**Work order**
Could the records below be restated word for word, without a single picture?

**Records shown**
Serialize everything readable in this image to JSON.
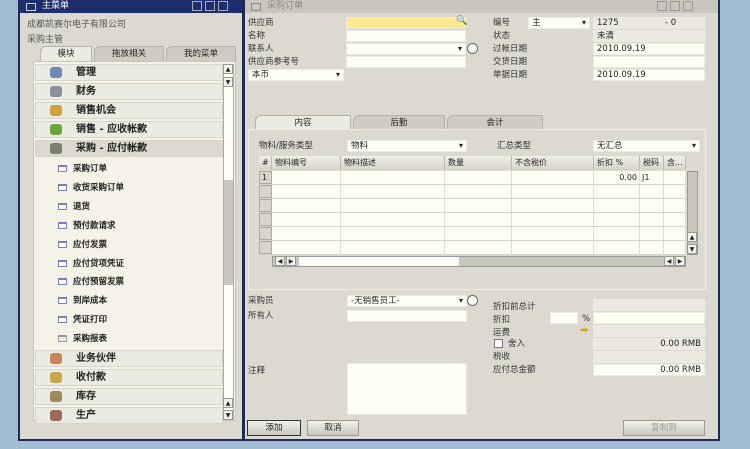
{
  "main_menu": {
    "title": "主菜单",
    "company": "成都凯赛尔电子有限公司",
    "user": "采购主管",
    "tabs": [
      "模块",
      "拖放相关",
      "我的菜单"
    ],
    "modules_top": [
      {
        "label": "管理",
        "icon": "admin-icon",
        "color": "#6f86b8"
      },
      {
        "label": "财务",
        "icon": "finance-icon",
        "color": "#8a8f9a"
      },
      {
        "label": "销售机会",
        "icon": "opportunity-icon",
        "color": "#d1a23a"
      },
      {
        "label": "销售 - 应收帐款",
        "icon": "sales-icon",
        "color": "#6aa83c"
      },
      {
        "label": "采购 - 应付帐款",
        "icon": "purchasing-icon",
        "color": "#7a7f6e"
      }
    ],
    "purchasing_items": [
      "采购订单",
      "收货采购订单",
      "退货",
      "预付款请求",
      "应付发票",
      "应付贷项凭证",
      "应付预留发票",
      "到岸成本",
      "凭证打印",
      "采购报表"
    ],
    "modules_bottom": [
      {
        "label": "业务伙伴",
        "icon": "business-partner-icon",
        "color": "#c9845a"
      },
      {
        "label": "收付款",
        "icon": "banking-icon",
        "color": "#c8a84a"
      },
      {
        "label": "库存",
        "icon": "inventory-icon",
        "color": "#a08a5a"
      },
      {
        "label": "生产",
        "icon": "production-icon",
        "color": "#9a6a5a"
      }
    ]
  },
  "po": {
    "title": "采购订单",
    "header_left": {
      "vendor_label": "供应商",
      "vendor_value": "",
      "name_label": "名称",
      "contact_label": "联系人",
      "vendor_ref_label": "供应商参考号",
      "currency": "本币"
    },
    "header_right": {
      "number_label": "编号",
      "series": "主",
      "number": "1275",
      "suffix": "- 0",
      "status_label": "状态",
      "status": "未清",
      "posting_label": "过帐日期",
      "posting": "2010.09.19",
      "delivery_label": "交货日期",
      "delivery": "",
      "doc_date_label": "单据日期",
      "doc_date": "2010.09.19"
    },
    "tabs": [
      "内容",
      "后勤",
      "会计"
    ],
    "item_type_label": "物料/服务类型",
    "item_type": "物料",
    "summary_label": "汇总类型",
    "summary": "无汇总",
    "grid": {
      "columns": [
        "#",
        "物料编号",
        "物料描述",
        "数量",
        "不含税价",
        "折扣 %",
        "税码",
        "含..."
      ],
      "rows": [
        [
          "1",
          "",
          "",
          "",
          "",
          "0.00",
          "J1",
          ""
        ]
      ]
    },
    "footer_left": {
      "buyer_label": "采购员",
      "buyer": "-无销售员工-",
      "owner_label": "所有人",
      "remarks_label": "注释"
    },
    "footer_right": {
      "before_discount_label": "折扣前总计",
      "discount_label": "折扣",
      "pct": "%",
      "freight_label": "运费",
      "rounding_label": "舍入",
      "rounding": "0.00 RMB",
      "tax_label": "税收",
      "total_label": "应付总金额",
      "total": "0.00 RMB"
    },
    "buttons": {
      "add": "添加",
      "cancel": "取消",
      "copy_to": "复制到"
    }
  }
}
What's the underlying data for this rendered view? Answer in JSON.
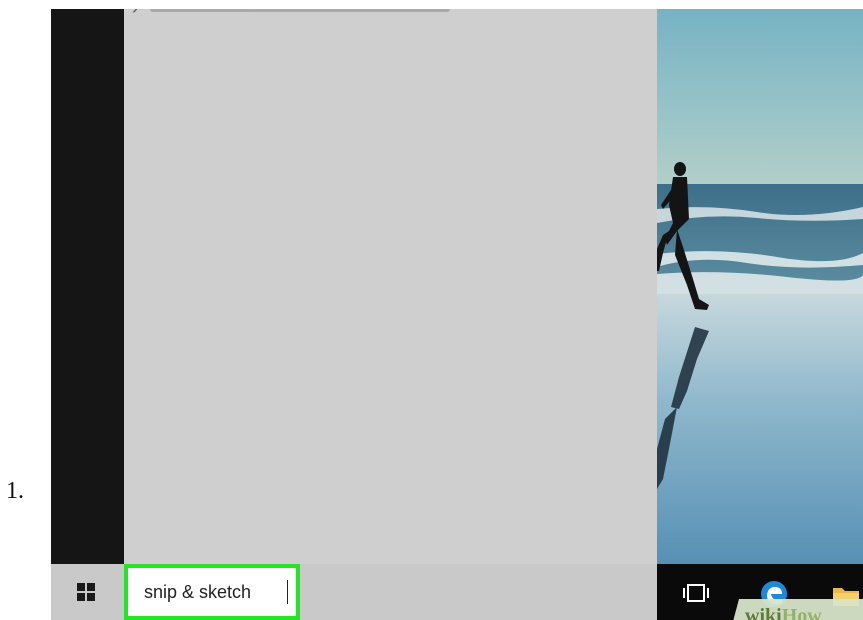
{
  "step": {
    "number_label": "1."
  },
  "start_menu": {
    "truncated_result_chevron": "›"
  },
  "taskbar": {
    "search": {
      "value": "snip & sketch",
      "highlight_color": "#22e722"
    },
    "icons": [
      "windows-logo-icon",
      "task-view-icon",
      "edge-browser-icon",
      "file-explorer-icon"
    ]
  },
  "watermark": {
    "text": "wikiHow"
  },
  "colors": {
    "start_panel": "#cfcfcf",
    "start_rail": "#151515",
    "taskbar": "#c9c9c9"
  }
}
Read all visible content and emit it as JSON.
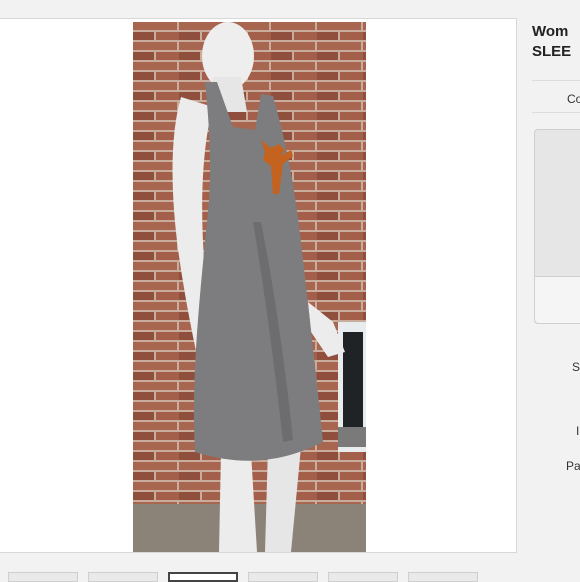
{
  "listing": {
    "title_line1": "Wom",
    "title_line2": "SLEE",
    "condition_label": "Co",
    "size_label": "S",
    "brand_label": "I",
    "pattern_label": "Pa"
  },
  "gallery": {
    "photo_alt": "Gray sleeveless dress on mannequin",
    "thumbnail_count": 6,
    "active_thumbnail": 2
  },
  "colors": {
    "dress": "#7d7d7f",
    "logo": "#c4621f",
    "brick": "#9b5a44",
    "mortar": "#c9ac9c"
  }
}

**Solution for this task**
Serialize everything readable in this image to JSON.
{
  "main_menu": {
    "title": "主菜单",
    "company": "成都凯赛尔电子有限公司",
    "user": "采购主管",
    "tabs": [
      "模块",
      "拖放相关",
      "我的菜单"
    ],
    "modules_top": [
      {
        "label": "管理",
        "icon": "admin-icon",
        "color": "#6f86b8"
      },
      {
        "label": "财务",
        "icon": "finance-icon",
        "color": "#8a8f9a"
      },
      {
        "label": "销售机会",
        "icon": "opportunity-icon",
        "color": "#d1a23a"
      },
      {
        "label": "销售 - 应收帐款",
        "icon": "sales-icon",
        "color": "#6aa83c"
      },
      {
        "label": "采购 - 应付帐款",
        "icon": "purchasing-icon",
        "color": "#7a7f6e"
      }
    ],
    "purchasing_items": [
      "采购订单",
      "收货采购订单",
      "退货",
      "预付款请求",
      "应付发票",
      "应付贷项凭证",
      "应付预留发票",
      "到岸成本",
      "凭证打印",
      "采购报表"
    ],
    "modules_bottom": [
      {
        "label": "业务伙伴",
        "icon": "business-partner-icon",
        "color": "#c9845a"
      },
      {
        "label": "收付款",
        "icon": "banking-icon",
        "color": "#c8a84a"
      },
      {
        "label": "库存",
        "icon": "inventory-icon",
        "color": "#a08a5a"
      },
      {
        "label": "生产",
        "icon": "production-icon",
        "color": "#9a6a5a"
      }
    ]
  },
  "po": {
    "title": "采购订单",
    "header_left": {
      "vendor_label": "供应商",
      "vendor_value": "",
      "name_label": "名称",
      "contact_label": "联系人",
      "vendor_ref_label": "供应商参考号",
      "currency": "本币"
    },
    "header_right": {
      "number_label": "编号",
      "series": "主",
      "number": "1275",
      "suffix": "- 0",
      "status_label": "状态",
      "status": "未清",
      "posting_label": "过帐日期",
      "posting": "2010.09.19",
      "delivery_label": "交货日期",
      "delivery": "",
      "doc_date_label": "单据日期",
      "doc_date": "2010.09.19"
    },
    "tabs": [
      "内容",
      "后勤",
      "会计"
    ],
    "item_type_label": "物料/服务类型",
    "item_type": "物料",
    "summary_label": "汇总类型",
    "summary": "无汇总",
    "grid": {
      "columns": [
        "#",
        "物料编号",
        "物料描述",
        "数量",
        "不含税价",
        "折扣 %",
        "税码",
        "含..."
      ],
      "rows": [
        [
          "1",
          "",
          "",
          "",
          "",
          "0.00",
          "J1",
          ""
        ]
      ]
    },
    "footer_left": {
      "buyer_label": "采购员",
      "buyer": "-无销售员工-",
      "owner_label": "所有人",
      "remarks_label": "注释"
    },
    "footer_right": {
      "before_discount_label": "折扣前总计",
      "discount_label": "折扣",
      "pct": "%",
      "freight_label": "运费",
      "rounding_label": "舍入",
      "rounding": "0.00 RMB",
      "tax_label": "税收",
      "total_label": "应付总金额",
      "total": "0.00 RMB"
    },
    "buttons": {
      "add": "添加",
      "cancel": "取消",
      "copy_to": "复制到"
    }
  }
}
What's the underlying data for this rendered view? Answer in JSON.
{
  "step": {
    "number_label": "1."
  },
  "start_menu": {
    "truncated_result_chevron": "›"
  },
  "taskbar": {
    "search": {
      "value": "snip & sketch",
      "highlight_color": "#22e722"
    },
    "icons": [
      "windows-logo-icon",
      "task-view-icon",
      "edge-browser-icon",
      "file-explorer-icon"
    ]
  },
  "watermark": {
    "text": "wikiHow"
  },
  "colors": {
    "start_panel": "#cfcfcf",
    "start_rail": "#151515",
    "taskbar": "#c9c9c9"
  }
}
Read all visible content and emit it as JSON.
{
  "listing": {
    "title_line1": "Wom",
    "title_line2": "SLEE",
    "condition_label": "Co",
    "size_label": "S",
    "brand_label": "I",
    "pattern_label": "Pa"
  },
  "gallery": {
    "photo_alt": "Gray sleeveless dress on mannequin",
    "thumbnail_count": 6,
    "active_thumbnail": 2
  },
  "colors": {
    "dress": "#7d7d7f",
    "logo": "#c4621f",
    "brick": "#9b5a44",
    "mortar": "#c9ac9c"
  }
}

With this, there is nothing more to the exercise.